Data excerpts
##########

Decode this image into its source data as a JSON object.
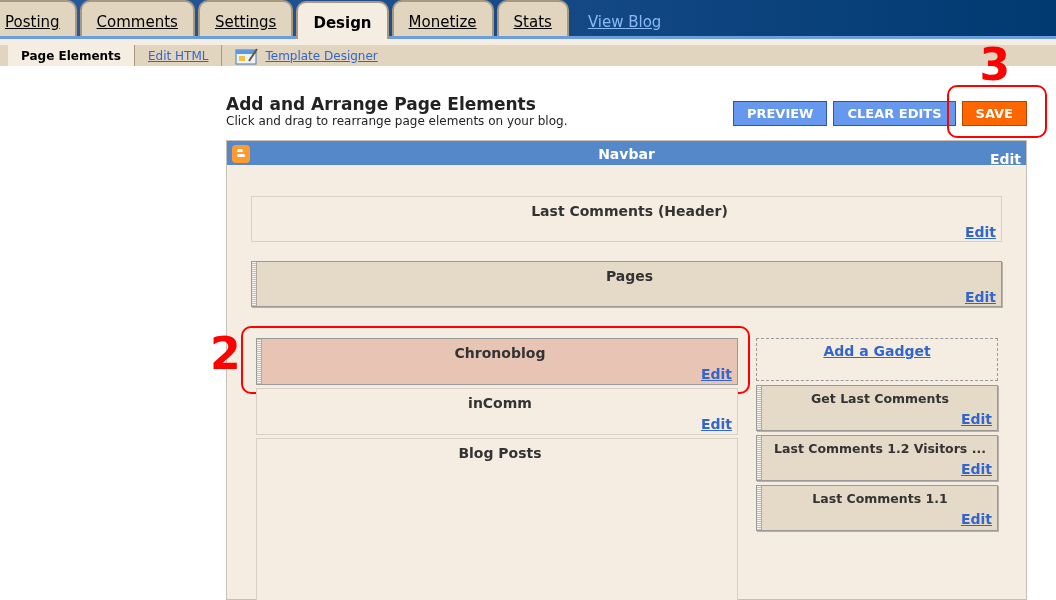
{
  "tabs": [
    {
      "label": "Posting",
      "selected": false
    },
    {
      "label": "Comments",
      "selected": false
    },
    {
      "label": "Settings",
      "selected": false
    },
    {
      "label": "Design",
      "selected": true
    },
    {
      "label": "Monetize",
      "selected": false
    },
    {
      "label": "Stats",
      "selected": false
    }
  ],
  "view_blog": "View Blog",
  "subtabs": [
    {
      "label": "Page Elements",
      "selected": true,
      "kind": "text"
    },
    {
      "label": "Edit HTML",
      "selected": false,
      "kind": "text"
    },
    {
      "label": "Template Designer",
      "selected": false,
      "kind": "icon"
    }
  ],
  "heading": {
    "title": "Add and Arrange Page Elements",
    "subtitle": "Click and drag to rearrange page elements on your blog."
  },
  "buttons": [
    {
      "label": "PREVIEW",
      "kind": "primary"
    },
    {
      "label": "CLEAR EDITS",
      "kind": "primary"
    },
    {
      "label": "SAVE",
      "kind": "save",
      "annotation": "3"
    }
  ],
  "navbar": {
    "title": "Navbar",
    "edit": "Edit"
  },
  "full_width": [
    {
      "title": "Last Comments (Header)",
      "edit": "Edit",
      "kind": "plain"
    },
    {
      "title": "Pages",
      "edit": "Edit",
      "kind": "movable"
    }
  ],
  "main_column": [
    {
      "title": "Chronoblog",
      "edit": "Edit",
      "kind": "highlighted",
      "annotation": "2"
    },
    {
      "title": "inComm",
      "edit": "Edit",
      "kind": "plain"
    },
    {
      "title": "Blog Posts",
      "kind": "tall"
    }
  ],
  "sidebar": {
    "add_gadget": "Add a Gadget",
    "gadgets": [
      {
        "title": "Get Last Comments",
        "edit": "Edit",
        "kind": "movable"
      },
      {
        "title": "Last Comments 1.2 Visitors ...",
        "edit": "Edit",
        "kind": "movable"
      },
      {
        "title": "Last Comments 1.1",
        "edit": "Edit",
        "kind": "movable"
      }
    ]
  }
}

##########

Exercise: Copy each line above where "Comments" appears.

Exercise result:
      "label": "Comments",
      "title": "Last Comments (Header)",
        "title": "Get Last Comments",
        "title": "Last Comments 1.2 Visitors ...",
        "title": "Last Comments 1.1",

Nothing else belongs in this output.